Martin Jugenburg, MD
Position of incisions with thigh lift surgery - Body lift procedures after weight loss.
There are three variations of a standard medial thigh lift that can be hidden to reduce visibility. I perform medial thigh lift procedures as an outpatient procedure and choose to mark these incision patterns in the upright position, prone, and supine positions to decrease visibility. The incisions go along the groin margin or vertically in the medial thigh.
Scars after Thigh Lift
Spend some time with your plastic surgeon. Thigh lifts are not easy procedures, but my patients have all felt the scars are worth the tightening of the skin. Find a surgeon who does thigh lifts frequently and has enough experience. I would recommend a surgeon certified by the AMERICAN BOARD OF PLASTIC SURGERY. You can find one in your area .
Thigh lift scars
Scar healing and quality depend not only on what was technically done during surgery but, more importantly, on genetics. You should consult with a board certified plastic surgeon to have a better idea of what options exist for you and what the potential outcome may be.
These answers are for educational purposes and should not be relied upon as a substitute for medical advice you may receive from your physician.

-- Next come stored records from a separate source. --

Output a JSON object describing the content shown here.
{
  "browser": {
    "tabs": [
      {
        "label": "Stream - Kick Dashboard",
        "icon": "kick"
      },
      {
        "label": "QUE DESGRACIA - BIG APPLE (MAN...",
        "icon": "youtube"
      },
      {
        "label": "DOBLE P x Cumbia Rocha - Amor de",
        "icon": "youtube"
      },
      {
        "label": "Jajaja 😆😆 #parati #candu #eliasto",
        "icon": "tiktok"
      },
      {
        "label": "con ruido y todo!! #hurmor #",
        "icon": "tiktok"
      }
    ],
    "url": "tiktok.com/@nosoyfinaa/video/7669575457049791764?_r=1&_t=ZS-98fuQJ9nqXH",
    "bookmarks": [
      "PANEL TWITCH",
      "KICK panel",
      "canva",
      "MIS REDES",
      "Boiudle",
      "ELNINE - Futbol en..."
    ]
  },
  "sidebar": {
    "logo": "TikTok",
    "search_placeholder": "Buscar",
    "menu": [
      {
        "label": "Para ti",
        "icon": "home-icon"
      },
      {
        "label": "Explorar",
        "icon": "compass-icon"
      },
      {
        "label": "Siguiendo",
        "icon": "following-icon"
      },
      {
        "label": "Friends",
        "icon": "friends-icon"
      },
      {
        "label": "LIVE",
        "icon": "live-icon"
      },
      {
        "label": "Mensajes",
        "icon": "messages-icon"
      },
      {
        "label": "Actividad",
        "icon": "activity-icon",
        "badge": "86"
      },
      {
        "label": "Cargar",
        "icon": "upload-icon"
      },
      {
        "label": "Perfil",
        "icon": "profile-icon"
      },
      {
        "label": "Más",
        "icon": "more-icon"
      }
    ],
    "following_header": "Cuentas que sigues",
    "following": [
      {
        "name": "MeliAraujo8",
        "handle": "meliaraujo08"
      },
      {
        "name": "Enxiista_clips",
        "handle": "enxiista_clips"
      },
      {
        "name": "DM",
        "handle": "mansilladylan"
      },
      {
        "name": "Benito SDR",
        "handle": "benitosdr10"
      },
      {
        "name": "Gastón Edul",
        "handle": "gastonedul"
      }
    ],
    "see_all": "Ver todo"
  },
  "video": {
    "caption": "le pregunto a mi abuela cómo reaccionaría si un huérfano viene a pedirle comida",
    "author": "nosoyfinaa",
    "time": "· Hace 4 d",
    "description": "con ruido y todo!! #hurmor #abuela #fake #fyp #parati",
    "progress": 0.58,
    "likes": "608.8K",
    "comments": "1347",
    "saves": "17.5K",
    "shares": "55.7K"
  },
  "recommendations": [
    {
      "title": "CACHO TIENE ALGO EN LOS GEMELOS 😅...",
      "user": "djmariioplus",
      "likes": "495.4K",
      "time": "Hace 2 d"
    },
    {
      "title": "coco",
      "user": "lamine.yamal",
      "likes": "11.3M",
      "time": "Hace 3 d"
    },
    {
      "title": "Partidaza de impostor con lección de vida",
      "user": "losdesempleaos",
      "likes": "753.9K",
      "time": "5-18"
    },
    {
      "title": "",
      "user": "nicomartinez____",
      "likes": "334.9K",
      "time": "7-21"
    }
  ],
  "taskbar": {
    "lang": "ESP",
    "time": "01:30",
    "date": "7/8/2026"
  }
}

If you have a medical emergency, please call 911. These answers do not constitute or initiate a patient/doctor relationship.